# REQUIRED ACTION:
Please copy out every line in the entries that includes the word "shortcut".

# EXERCISE DATA:
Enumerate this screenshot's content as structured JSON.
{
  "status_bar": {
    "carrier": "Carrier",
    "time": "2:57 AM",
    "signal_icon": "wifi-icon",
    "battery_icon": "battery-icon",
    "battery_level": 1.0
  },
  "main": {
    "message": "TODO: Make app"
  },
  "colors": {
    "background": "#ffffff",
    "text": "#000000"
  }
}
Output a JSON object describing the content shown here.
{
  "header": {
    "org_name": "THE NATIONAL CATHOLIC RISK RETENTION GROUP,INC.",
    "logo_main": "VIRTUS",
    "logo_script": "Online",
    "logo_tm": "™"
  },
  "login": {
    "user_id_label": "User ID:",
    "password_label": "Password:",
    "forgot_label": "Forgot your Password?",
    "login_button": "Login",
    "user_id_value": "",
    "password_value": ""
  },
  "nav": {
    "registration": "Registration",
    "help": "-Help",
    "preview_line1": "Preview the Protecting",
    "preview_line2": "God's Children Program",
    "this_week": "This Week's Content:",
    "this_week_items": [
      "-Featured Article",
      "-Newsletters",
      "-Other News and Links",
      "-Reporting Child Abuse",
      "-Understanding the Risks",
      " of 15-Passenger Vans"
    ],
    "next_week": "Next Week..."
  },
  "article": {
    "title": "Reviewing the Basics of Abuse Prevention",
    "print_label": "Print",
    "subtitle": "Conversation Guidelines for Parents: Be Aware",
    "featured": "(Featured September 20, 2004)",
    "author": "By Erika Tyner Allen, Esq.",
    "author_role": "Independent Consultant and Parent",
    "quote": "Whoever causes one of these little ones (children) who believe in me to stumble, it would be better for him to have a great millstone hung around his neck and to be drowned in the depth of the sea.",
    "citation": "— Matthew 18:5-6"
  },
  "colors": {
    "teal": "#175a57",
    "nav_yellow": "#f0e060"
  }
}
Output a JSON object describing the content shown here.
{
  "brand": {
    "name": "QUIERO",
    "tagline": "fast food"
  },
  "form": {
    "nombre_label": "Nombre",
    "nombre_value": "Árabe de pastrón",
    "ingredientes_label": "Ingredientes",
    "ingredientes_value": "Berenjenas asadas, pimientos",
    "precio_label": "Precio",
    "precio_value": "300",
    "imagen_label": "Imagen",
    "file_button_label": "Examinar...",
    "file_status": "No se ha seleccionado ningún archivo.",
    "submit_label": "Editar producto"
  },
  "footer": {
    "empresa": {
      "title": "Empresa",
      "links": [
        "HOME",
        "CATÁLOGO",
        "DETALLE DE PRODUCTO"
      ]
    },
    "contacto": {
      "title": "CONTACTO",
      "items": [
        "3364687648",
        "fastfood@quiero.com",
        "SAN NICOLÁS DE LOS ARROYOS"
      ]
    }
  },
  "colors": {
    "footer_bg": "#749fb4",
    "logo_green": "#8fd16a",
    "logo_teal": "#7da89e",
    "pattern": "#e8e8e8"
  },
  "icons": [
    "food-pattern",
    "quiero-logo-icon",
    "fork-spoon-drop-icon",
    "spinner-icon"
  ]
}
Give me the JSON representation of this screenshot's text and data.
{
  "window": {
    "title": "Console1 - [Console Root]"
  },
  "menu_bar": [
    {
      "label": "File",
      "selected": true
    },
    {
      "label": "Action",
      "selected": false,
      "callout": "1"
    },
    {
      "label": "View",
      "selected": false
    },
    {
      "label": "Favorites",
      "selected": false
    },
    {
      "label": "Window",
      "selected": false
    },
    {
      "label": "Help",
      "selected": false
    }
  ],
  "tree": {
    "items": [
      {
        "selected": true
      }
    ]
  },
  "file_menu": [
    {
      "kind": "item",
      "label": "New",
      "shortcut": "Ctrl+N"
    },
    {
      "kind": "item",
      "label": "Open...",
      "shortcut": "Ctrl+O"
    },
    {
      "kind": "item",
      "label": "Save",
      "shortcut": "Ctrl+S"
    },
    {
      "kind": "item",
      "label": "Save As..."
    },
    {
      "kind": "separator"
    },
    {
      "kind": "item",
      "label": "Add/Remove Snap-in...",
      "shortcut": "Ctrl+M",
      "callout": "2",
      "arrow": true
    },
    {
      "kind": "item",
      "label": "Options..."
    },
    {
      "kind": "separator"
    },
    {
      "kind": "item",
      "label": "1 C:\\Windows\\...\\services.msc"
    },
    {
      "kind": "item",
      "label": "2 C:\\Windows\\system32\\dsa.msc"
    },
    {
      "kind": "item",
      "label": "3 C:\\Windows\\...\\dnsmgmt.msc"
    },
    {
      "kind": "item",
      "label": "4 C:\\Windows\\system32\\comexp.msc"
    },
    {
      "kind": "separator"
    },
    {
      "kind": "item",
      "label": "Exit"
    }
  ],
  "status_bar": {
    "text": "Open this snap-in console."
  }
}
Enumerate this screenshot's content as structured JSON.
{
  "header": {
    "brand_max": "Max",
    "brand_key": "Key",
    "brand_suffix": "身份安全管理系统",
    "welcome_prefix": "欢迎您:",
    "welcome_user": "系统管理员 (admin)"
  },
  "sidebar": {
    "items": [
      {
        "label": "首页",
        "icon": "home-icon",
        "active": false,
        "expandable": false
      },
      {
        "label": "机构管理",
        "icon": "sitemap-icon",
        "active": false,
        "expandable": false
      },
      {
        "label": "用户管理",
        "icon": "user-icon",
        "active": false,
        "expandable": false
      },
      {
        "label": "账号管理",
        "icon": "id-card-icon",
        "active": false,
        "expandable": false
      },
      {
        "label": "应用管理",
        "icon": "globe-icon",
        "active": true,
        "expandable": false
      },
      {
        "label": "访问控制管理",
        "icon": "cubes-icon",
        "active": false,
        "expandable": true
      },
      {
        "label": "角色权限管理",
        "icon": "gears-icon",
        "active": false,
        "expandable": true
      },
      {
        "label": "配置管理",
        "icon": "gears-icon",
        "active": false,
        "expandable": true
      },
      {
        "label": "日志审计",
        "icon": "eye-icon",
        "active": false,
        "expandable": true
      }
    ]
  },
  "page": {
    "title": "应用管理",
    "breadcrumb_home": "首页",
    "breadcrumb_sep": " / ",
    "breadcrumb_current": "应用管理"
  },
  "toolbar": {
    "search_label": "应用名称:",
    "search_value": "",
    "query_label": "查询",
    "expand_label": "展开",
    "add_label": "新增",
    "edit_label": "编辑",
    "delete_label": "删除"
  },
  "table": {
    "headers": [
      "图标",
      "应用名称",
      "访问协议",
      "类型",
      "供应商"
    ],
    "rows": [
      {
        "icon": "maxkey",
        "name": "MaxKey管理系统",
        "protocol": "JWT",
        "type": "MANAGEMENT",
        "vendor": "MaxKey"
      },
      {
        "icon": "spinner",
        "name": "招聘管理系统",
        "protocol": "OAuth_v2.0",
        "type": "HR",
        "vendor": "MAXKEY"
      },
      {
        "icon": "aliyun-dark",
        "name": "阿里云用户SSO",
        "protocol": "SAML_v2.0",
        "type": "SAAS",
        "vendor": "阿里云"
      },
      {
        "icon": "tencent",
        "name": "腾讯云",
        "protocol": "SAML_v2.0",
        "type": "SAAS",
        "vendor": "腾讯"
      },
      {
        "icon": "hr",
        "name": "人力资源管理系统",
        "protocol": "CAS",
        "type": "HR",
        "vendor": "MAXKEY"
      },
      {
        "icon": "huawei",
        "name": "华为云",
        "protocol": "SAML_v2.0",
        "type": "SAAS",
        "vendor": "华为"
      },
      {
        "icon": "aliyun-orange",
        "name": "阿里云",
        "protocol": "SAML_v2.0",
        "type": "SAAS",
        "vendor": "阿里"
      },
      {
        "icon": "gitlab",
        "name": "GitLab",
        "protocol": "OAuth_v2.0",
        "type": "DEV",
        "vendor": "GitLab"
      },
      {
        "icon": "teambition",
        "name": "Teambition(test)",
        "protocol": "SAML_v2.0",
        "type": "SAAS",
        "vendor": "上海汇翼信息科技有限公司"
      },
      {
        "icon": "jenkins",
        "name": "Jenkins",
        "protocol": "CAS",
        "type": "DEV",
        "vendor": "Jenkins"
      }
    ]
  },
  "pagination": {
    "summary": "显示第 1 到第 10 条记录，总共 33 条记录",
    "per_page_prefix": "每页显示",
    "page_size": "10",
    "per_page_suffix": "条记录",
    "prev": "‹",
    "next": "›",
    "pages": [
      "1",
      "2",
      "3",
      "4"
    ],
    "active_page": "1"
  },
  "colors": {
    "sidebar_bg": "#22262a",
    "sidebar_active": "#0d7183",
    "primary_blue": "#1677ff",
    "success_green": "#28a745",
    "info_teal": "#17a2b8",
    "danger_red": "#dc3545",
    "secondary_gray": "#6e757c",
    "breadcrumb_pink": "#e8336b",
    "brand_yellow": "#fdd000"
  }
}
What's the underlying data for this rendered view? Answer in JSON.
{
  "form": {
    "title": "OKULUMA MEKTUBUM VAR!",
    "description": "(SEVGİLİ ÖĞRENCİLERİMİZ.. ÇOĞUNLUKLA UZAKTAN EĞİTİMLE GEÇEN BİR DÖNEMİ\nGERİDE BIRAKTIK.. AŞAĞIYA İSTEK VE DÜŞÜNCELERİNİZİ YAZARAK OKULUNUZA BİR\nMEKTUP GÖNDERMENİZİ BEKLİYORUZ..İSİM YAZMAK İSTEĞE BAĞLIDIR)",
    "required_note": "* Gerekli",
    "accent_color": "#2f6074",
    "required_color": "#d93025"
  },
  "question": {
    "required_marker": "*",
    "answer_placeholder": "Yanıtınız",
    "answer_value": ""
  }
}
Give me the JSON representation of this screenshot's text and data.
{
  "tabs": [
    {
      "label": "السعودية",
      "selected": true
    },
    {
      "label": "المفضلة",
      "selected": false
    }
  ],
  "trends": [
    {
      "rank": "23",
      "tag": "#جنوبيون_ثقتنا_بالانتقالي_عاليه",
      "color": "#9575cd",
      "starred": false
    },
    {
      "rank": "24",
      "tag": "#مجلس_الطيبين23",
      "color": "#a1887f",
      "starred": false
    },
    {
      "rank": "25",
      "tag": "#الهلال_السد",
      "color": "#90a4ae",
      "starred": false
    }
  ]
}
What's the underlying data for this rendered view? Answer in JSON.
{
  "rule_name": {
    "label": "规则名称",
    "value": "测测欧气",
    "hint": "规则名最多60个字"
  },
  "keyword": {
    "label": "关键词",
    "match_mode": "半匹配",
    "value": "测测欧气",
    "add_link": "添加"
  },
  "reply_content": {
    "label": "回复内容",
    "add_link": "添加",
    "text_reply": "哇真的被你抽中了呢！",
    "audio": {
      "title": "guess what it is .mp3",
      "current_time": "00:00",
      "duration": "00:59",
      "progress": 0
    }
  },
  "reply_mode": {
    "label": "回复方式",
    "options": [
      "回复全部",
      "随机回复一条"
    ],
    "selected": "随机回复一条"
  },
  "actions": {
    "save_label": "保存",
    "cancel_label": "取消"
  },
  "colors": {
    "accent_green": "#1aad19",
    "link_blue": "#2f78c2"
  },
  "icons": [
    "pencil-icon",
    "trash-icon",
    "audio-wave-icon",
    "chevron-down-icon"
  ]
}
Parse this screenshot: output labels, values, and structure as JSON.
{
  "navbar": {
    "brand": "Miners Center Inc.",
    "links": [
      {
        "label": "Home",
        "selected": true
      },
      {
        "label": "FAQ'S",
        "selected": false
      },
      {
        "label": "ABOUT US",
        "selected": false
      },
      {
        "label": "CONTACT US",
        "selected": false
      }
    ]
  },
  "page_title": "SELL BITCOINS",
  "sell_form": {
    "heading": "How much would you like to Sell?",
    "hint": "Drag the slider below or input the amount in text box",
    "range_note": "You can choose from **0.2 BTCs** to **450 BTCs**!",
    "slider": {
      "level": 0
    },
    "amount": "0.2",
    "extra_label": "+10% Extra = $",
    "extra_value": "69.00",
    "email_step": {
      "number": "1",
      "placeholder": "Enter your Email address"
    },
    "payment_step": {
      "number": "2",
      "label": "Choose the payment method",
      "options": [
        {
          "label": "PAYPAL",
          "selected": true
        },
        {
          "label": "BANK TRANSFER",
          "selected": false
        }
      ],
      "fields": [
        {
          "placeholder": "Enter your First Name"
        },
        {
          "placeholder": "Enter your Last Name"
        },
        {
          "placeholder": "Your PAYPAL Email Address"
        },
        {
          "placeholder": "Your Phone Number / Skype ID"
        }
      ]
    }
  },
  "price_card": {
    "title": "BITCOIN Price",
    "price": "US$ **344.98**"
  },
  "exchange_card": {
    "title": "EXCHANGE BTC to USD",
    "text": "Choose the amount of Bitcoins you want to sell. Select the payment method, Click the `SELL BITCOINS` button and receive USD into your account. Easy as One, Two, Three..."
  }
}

# SOLUTION FOR THIS EXERCISE:
      "shortcut": "Ctrl+N"
      "shortcut": "Ctrl+O"
      "shortcut": "Ctrl+S"
      "shortcut": "Ctrl+M",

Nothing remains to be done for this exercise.